Exercise details ▸ Copy the records that follow exactly as written, but not their pictures.

Records provided ▸
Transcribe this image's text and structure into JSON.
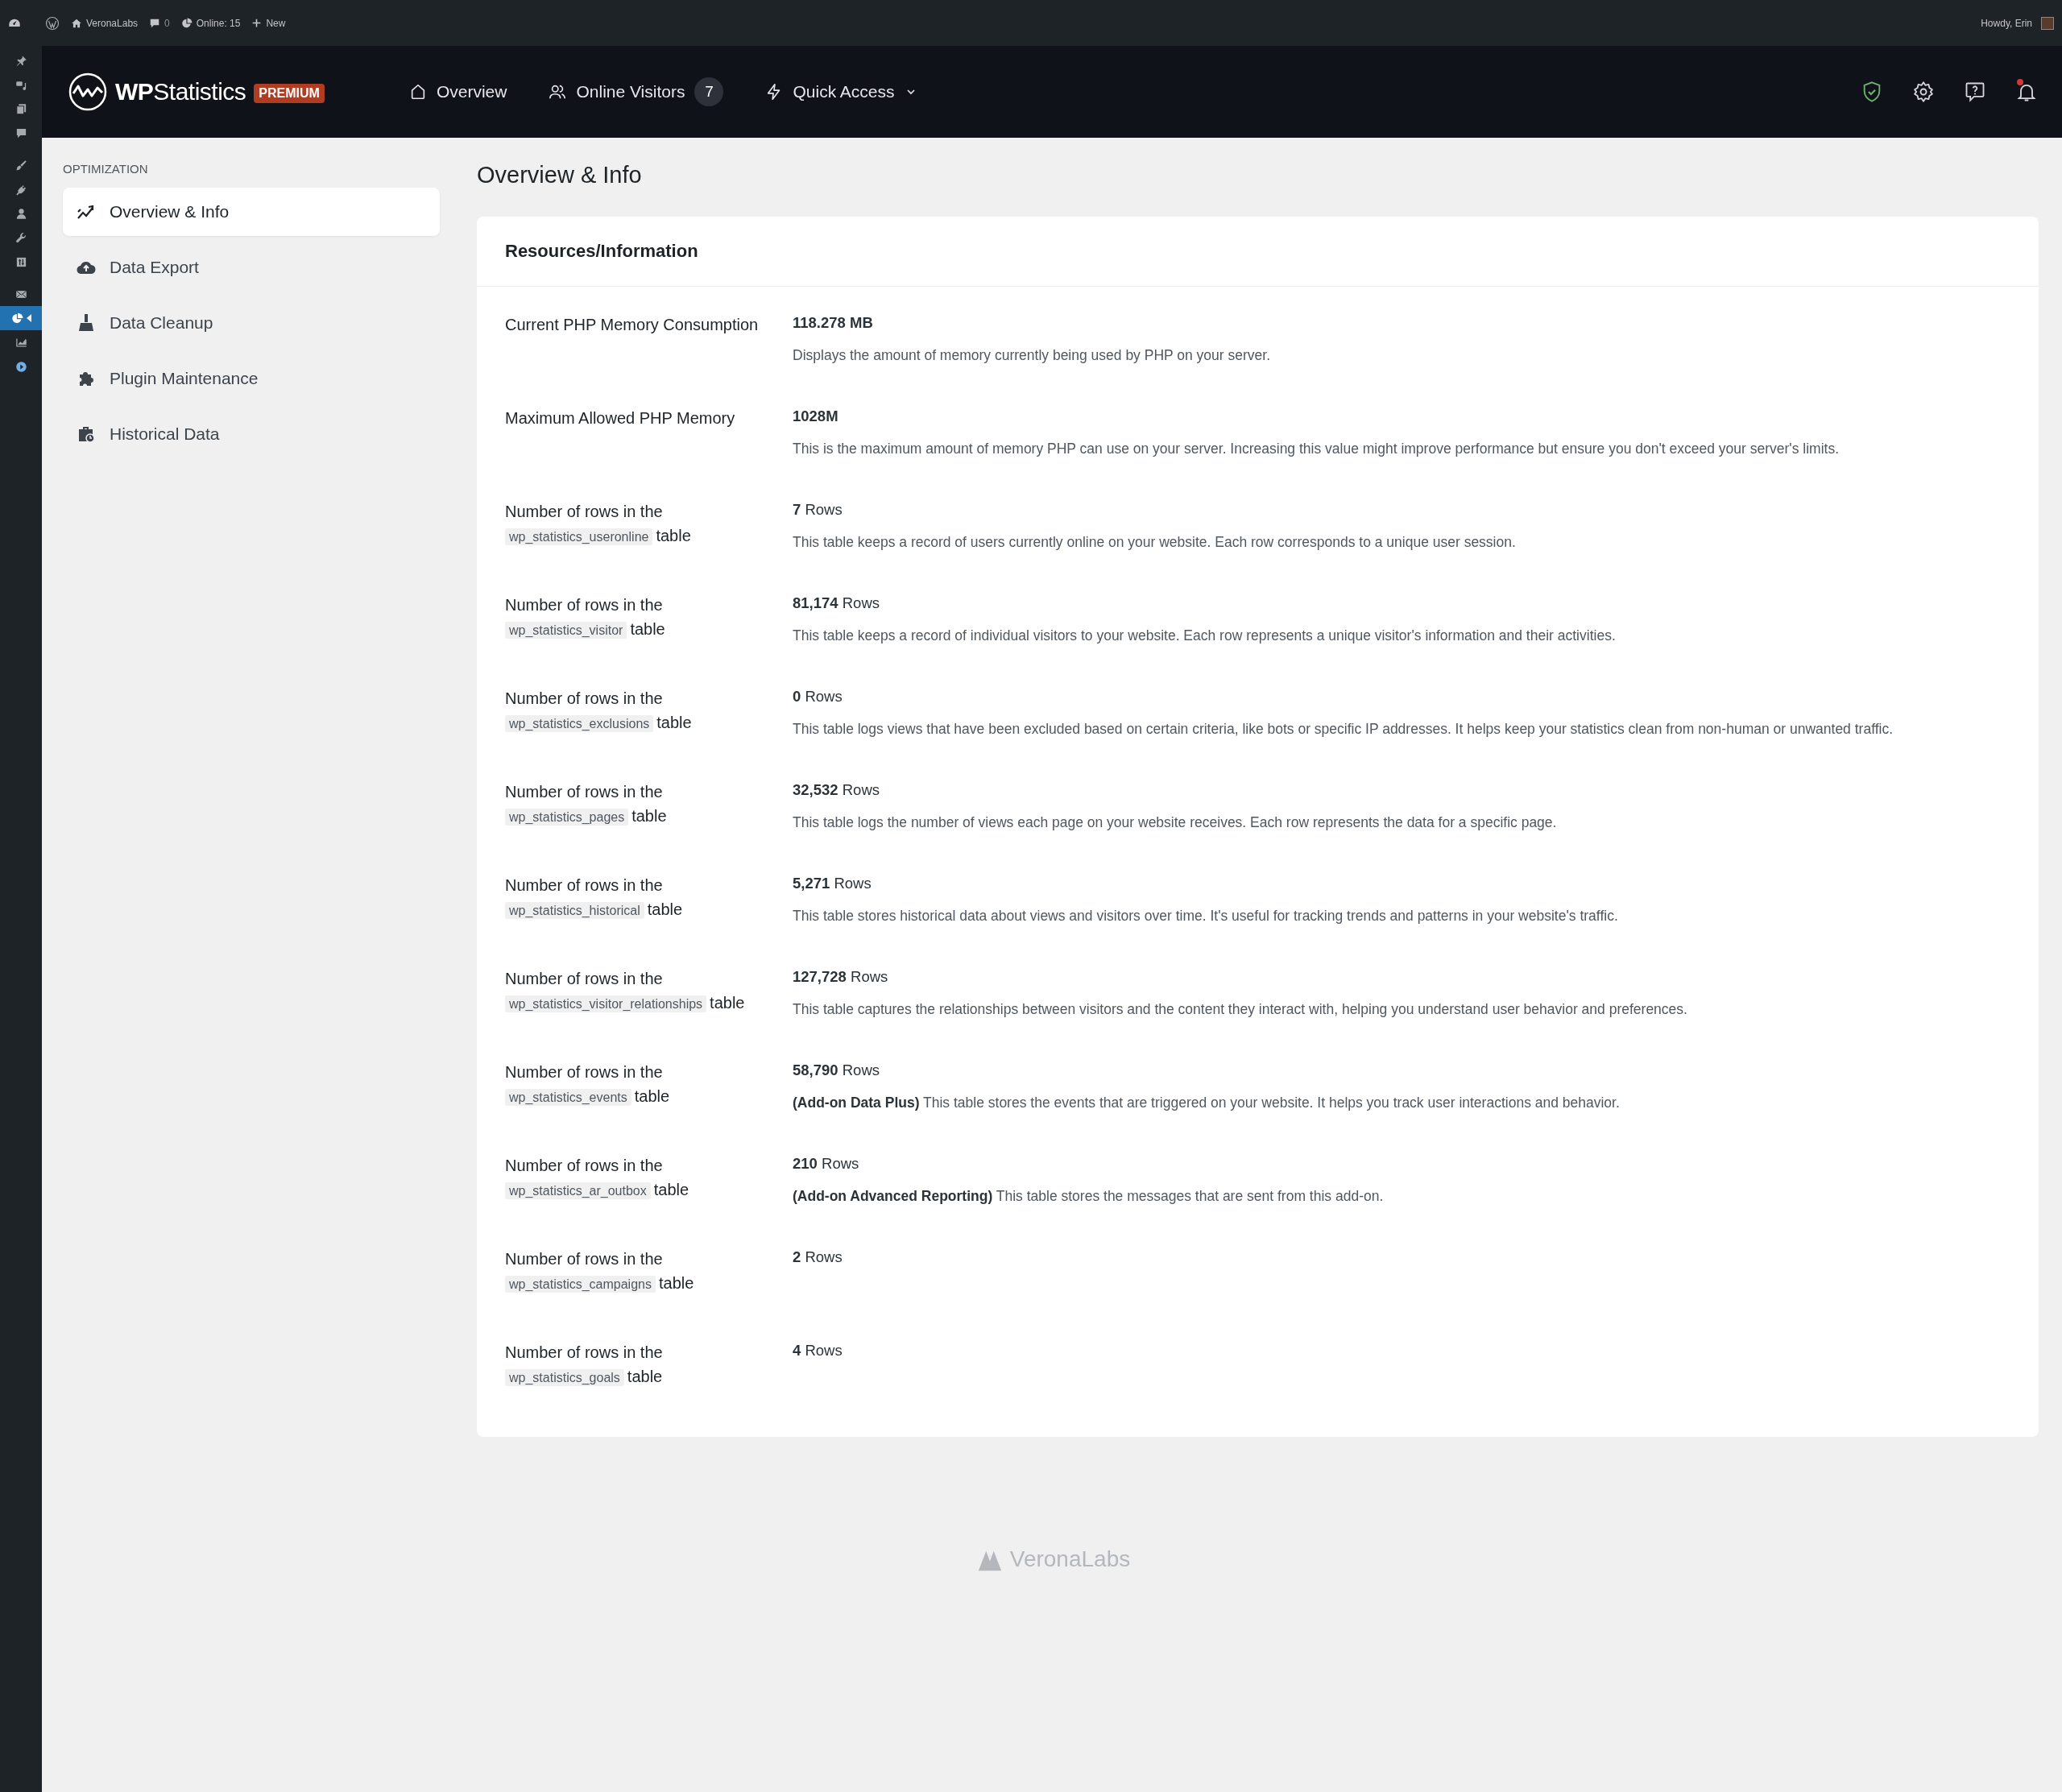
{
  "admin_bar": {
    "site": "VeronaLabs",
    "comments": "0",
    "online": "Online: 15",
    "new": "New",
    "greeting": "Howdy, Erin"
  },
  "admin_menu": [
    {
      "selected": false
    },
    {
      "selected": false
    },
    {
      "selected": false
    },
    {
      "selected": false
    },
    {
      "selected": false
    },
    {
      "selected": false
    },
    {
      "selected": false
    },
    {
      "selected": false
    },
    {
      "selected": false
    },
    {
      "selected": false
    },
    {
      "selected": true
    },
    {
      "selected": false
    },
    {
      "selected": false
    }
  ],
  "header": {
    "logo": "**WP**Statistics",
    "badge": "PREMIUM",
    "nav": [
      {
        "label": "Overview"
      },
      {
        "label": "Online Visitors",
        "count": "7"
      },
      {
        "label": "Quick Access",
        "dropdown": true
      }
    ],
    "has_notification": true
  },
  "sidebar": {
    "heading": "OPTIMIZATION",
    "items": [
      {
        "label": "Overview & Info",
        "selected": true
      },
      {
        "label": "Data Export",
        "selected": false
      },
      {
        "label": "Data Cleanup",
        "selected": false
      },
      {
        "label": "Plugin Maintenance",
        "selected": false
      },
      {
        "label": "Historical Data",
        "selected": false
      }
    ]
  },
  "page": {
    "title": "Overview & Info"
  },
  "card": {
    "title": "Resources/Information",
    "rows": [
      {
        "kind": "setting",
        "label": "Current PHP Memory Consumption",
        "value": "118.278 MB",
        "description": "Displays the amount of memory currently being used by PHP on your server."
      },
      {
        "kind": "setting",
        "label": "Maximum Allowed PHP Memory",
        "value": "1028M",
        "description": "This is the maximum amount of memory PHP can use on your server. Increasing this value might improve performance but ensure you don't exceed your server's limits."
      },
      {
        "kind": "table",
        "label": "Number of rows in the",
        "table_name": "wp_statistics_useronline",
        "suffix": "table",
        "count": "7",
        "unit": "Rows",
        "description": "This table keeps a record of users currently online on your website. Each row corresponds to a unique user session."
      },
      {
        "kind": "table",
        "label": "Number of rows in the",
        "table_name": "wp_statistics_visitor",
        "suffix": "table",
        "count": "81,174",
        "unit": "Rows",
        "description": "This table keeps a record of individual visitors to your website. Each row represents a unique visitor's information and their activities."
      },
      {
        "kind": "table",
        "label": "Number of rows in the",
        "table_name": "wp_statistics_exclusions",
        "suffix": "table",
        "count": "0",
        "unit": "Rows",
        "description": "This table logs views that have been excluded based on certain criteria, like bots or specific IP addresses. It helps keep your statistics clean from non-human or unwanted traffic."
      },
      {
        "kind": "table",
        "label": "Number of rows in the",
        "table_name": "wp_statistics_pages",
        "suffix": "table",
        "count": "32,532",
        "unit": "Rows",
        "description": "This table logs the number of views each page on your website receives. Each row represents the data for a specific page."
      },
      {
        "kind": "table",
        "label": "Number of rows in the",
        "table_name": "wp_statistics_historical",
        "suffix": "table",
        "count": "5,271",
        "unit": "Rows",
        "description": "This table stores historical data about views and visitors over time. It's useful for tracking trends and patterns in your website's traffic."
      },
      {
        "kind": "table",
        "label": "Number of rows in the",
        "table_name": "wp_statistics_visitor_relationships",
        "suffix": "table",
        "count": "127,728",
        "unit": "Rows",
        "description": "This table captures the relationships between visitors and the content they interact with, helping you understand user behavior and preferences."
      },
      {
        "kind": "table",
        "label": "Number of rows in the",
        "table_name": "wp_statistics_events",
        "suffix": "table",
        "count": "58,790",
        "unit": "Rows",
        "description": "**(Add-on Data Plus)** This table stores the events that are triggered on your website. It helps you track user interactions and behavior."
      },
      {
        "kind": "table",
        "label": "Number of rows in the",
        "table_name": "wp_statistics_ar_outbox",
        "suffix": "table",
        "count": "210",
        "unit": "Rows",
        "description": "**(Add-on Advanced Reporting)** This table stores the messages that are sent from this add-on."
      },
      {
        "kind": "table",
        "label": "Number of rows in the",
        "table_name": "wp_statistics_campaigns",
        "suffix": "table",
        "count": "2",
        "unit": "Rows"
      },
      {
        "kind": "table",
        "label": "Number of rows in the",
        "table_name": "wp_statistics_goals",
        "suffix": "table",
        "count": "4",
        "unit": "Rows"
      }
    ]
  },
  "footer": {
    "brand": "VeronaLabs"
  }
}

Answer ▸
Transcribe this image's text and structure into JSON.
{
  "admin_bar": {
    "site": "VeronaLabs",
    "comments": "0",
    "online": "Online: 15",
    "new": "New",
    "greeting": "Howdy, Erin"
  },
  "admin_menu": [
    {
      "selected": false
    },
    {
      "selected": false
    },
    {
      "selected": false
    },
    {
      "selected": false
    },
    {
      "selected": false
    },
    {
      "selected": false
    },
    {
      "selected": false
    },
    {
      "selected": false
    },
    {
      "selected": false
    },
    {
      "selected": false
    },
    {
      "selected": true
    },
    {
      "selected": false
    },
    {
      "selected": false
    }
  ],
  "header": {
    "logo": "**WP**Statistics",
    "badge": "PREMIUM",
    "nav": [
      {
        "label": "Overview"
      },
      {
        "label": "Online Visitors",
        "count": "7"
      },
      {
        "label": "Quick Access",
        "dropdown": true
      }
    ],
    "has_notification": true
  },
  "sidebar": {
    "heading": "OPTIMIZATION",
    "items": [
      {
        "label": "Overview & Info",
        "selected": true
      },
      {
        "label": "Data Export",
        "selected": false
      },
      {
        "label": "Data Cleanup",
        "selected": false
      },
      {
        "label": "Plugin Maintenance",
        "selected": false
      },
      {
        "label": "Historical Data",
        "selected": false
      }
    ]
  },
  "page": {
    "title": "Overview & Info"
  },
  "card": {
    "title": "Resources/Information",
    "rows": [
      {
        "kind": "setting",
        "label": "Current PHP Memory Consumption",
        "value": "118.278 MB",
        "description": "Displays the amount of memory currently being used by PHP on your server."
      },
      {
        "kind": "setting",
        "label": "Maximum Allowed PHP Memory",
        "value": "1028M",
        "description": "This is the maximum amount of memory PHP can use on your server. Increasing this value might improve performance but ensure you don't exceed your server's limits."
      },
      {
        "kind": "table",
        "label": "Number of rows in the",
        "table_name": "wp_statistics_useronline",
        "suffix": "table",
        "count": "7",
        "unit": "Rows",
        "description": "This table keeps a record of users currently online on your website. Each row corresponds to a unique user session."
      },
      {
        "kind": "table",
        "label": "Number of rows in the",
        "table_name": "wp_statistics_visitor",
        "suffix": "table",
        "count": "81,174",
        "unit": "Rows",
        "description": "This table keeps a record of individual visitors to your website. Each row represents a unique visitor's information and their activities."
      },
      {
        "kind": "table",
        "label": "Number of rows in the",
        "table_name": "wp_statistics_exclusions",
        "suffix": "table",
        "count": "0",
        "unit": "Rows",
        "description": "This table logs views that have been excluded based on certain criteria, like bots or specific IP addresses. It helps keep your statistics clean from non-human or unwanted traffic."
      },
      {
        "kind": "table",
        "label": "Number of rows in the",
        "table_name": "wp_statistics_pages",
        "suffix": "table",
        "count": "32,532",
        "unit": "Rows",
        "description": "This table logs the number of views each page on your website receives. Each row represents the data for a specific page."
      },
      {
        "kind": "table",
        "label": "Number of rows in the",
        "table_name": "wp_statistics_historical",
        "suffix": "table",
        "count": "5,271",
        "unit": "Rows",
        "description": "This table stores historical data about views and visitors over time. It's useful for tracking trends and patterns in your website's traffic."
      },
      {
        "kind": "table",
        "label": "Number of rows in the",
        "table_name": "wp_statistics_visitor_relationships",
        "suffix": "table",
        "count": "127,728",
        "unit": "Rows",
        "description": "This table captures the relationships between visitors and the content they interact with, helping you understand user behavior and preferences."
      },
      {
        "kind": "table",
        "label": "Number of rows in the",
        "table_name": "wp_statistics_events",
        "suffix": "table",
        "count": "58,790",
        "unit": "Rows",
        "description": "**(Add-on Data Plus)** This table stores the events that are triggered on your website. It helps you track user interactions and behavior."
      },
      {
        "kind": "table",
        "label": "Number of rows in the",
        "table_name": "wp_statistics_ar_outbox",
        "suffix": "table",
        "count": "210",
        "unit": "Rows",
        "description": "**(Add-on Advanced Reporting)** This table stores the messages that are sent from this add-on."
      },
      {
        "kind": "table",
        "label": "Number of rows in the",
        "table_name": "wp_statistics_campaigns",
        "suffix": "table",
        "count": "2",
        "unit": "Rows"
      },
      {
        "kind": "table",
        "label": "Number of rows in the",
        "table_name": "wp_statistics_goals",
        "suffix": "table",
        "count": "4",
        "unit": "Rows"
      }
    ]
  },
  "footer": {
    "brand": "VeronaLabs"
  }
}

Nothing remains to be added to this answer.